|Citing Patent||Filing date||Publication date||Applicant||Title|
|US2448507 *||Aug 1, 1946||Sep 7, 1948||Du Pont||Photographic elements having antihalation layer composed of vinylpyridine polymer with vinylpyridine polymer sublayer and outer protective layer|
|US2448508 *||Apr 5, 1947||Sep 7, 1948||Du Pont||Photographic elements having a silver halide layer and an antihalation layer on a polyvinylpyridine layer|
|US2529890 *||Sep 23, 1947||Nov 14, 1950||Gevaert Photo Prod Nv||Process for producing antihalation photographic article|
|US2566814 *||Sep 23, 1947||Sep 4, 1951||Gevaert Photo Prod Nv||Colored photographic layers and their manufacture|
|US3086900 *||Jan 29, 1945||Apr 23, 1963||Bruce James S||Water soluble film|
|US5006450 *||Nov 15, 1989||Apr 9, 1991||Eastman Kodak Company||Mordant polymer photographic element containing|
|US5077187 *||Oct 4, 1990||Dec 31, 1991||Eastman Kodak Company||Photographic elements silver halide containing a specific polymer and water soluble dye layer|
|US5334482 *||Apr 20, 1992||Aug 2, 1994||Fuji Photo Film Co., Ltd.||Photographic element with gas permeable hydrophobic layer on backing layer|

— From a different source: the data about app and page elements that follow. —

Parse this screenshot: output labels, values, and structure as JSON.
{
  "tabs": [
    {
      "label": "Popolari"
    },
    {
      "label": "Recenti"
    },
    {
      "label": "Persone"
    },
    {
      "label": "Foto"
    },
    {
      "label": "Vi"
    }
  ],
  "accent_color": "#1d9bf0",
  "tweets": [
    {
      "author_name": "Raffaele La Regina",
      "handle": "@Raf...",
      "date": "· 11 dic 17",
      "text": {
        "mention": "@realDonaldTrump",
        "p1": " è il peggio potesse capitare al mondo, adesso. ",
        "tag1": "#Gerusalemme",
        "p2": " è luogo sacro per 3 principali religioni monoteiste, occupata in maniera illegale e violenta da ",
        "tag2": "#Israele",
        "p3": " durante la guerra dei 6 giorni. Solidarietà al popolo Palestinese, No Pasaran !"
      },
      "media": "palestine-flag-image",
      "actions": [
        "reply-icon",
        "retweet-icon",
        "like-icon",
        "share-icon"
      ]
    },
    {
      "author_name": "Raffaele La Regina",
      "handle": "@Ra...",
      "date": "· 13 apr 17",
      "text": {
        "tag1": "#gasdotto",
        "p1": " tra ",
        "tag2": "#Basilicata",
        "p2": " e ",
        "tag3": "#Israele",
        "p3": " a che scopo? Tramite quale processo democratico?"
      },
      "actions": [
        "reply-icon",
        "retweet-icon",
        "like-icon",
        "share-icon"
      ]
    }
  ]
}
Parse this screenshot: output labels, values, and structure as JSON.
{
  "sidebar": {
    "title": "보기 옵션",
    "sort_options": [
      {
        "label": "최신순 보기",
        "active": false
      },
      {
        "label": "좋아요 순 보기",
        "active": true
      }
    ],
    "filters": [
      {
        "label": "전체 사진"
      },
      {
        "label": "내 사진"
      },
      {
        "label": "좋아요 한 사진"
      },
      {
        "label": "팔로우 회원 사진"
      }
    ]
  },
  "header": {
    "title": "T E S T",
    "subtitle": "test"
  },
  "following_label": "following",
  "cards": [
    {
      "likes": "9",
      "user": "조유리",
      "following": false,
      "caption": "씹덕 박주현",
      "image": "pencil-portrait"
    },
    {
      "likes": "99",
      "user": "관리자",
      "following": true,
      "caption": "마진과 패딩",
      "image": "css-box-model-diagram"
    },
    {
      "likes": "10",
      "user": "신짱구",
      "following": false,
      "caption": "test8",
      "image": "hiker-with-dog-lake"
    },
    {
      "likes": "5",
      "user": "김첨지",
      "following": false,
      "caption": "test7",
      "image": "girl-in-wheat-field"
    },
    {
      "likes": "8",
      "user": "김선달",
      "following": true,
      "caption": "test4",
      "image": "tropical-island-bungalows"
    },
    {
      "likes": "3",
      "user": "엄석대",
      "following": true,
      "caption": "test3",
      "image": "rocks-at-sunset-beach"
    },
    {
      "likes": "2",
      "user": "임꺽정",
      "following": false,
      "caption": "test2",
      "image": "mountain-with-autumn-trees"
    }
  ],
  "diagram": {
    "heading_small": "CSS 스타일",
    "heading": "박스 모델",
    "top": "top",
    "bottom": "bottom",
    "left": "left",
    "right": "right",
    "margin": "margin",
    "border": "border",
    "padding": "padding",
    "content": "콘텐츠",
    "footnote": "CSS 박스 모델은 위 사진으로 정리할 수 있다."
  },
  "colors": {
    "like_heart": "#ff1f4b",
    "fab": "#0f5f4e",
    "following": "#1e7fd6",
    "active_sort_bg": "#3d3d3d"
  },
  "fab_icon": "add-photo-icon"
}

|U.S. Classification||430/514, 430/539, 430/531, 430/959|
|Cooperative Classification||G03C1/835, Y10S430/16|